December 11th, 2018 by James Goudie QC in Decision making and Contracts

In R (MP) v SoS for Health and Social Care (2018) EWHC 3392 (Admin) Lewis J said:-

64. … If a public body chooses to consult upon a particular proposal, then it must do fairly and in accordance with well-established principles. If a public body chooses to consult on one set of proposals, but not to consult on another, different set of proposals, then, unless it can be shown that there is a legal obligation to consult upon the second set of proposals, it is not obliged to do so because it is consulting on the first set of proposals. …

65. The fact that the defendant chose to consult upon a very large number of proposals … does not alter the position. The two issues upon which he chose not to consult … were discrete, self-contained issues. The fact that notice of the decision to make those two changes was contained in the document setting out the response to the consultation exercise does not mean that the proposals were part of, or were linked in some way to the proposals that were consulted upon. The defendant did not fail to carry out the consultation exercise properly. The key question, therefore, is whether there was an obligation to consult upon these two changes. Read more »

 

Legitimate Expectation

December 7th, 2018 by James Goudie QC in Decision making and Contracts

In R (Jeffries) v SSHD, (2018) EWHC 3239 (Admin) a Divisional Court held that views given by the then Prime Minister in a private meeting with press misconduct victims, about the desirability of completing the anticipated second part of a Public Inquiry into press misconduct, could not give rise to a legitimate expectation that the second part would go ahead.  The meeting had been off the record by agreement, and the Prime Minister could not have thought, or objectively be expected to have thought, that his words could be relied on as creating a legitimate expectation.
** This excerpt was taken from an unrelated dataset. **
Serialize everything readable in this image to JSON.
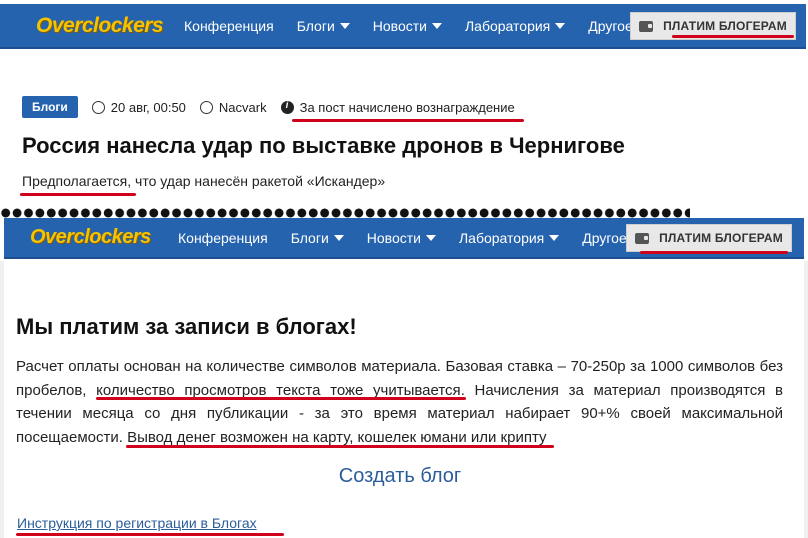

Read more »

 

Legitimate Expectation

November 29th, 2018 by James Goudie QC in Decision making and Contracts

The Upper Tribunal (Fancourt J presiding) has in judicial review proceedings restated the principles for a claimant establishing or a defendant resiling from a legitimate expectation potentially established by published guidance from a public authority, as follows, in R (Vacation Rentals (UK) Ltd v HMRC), (2018) UKUT 383 (TCC):-

(1) The principle that substantive as well as procedural legitimate expectation should be protected is now well established as a ground for judicial review: Read more »

 

GPOC

November 26th, 2018 by James Goudie QC in Decision making and Contracts

MHCLG is consulting on a proposal for the Secretary of State to make a Localism Order under the Localism Act 2011. This is in order to enable Harrogate BC to use GPOC, subject to Parliamentary approval, to host the race finish line for the 2019 UCI Road World Championships on a specific part of the Harrrogate Stray by, for the specific purpose of the Championships, temporarily lifting restrictions in the Harrogate Stray Act 1985. That is a private Act of Parliament. It makes provision for the management by the Council of the Stray. It restricts the Council’s flexibility to act, notwithstanding the significant social and economic benefits to the region that are expected from the event. The Order would follow two previous similar Orders.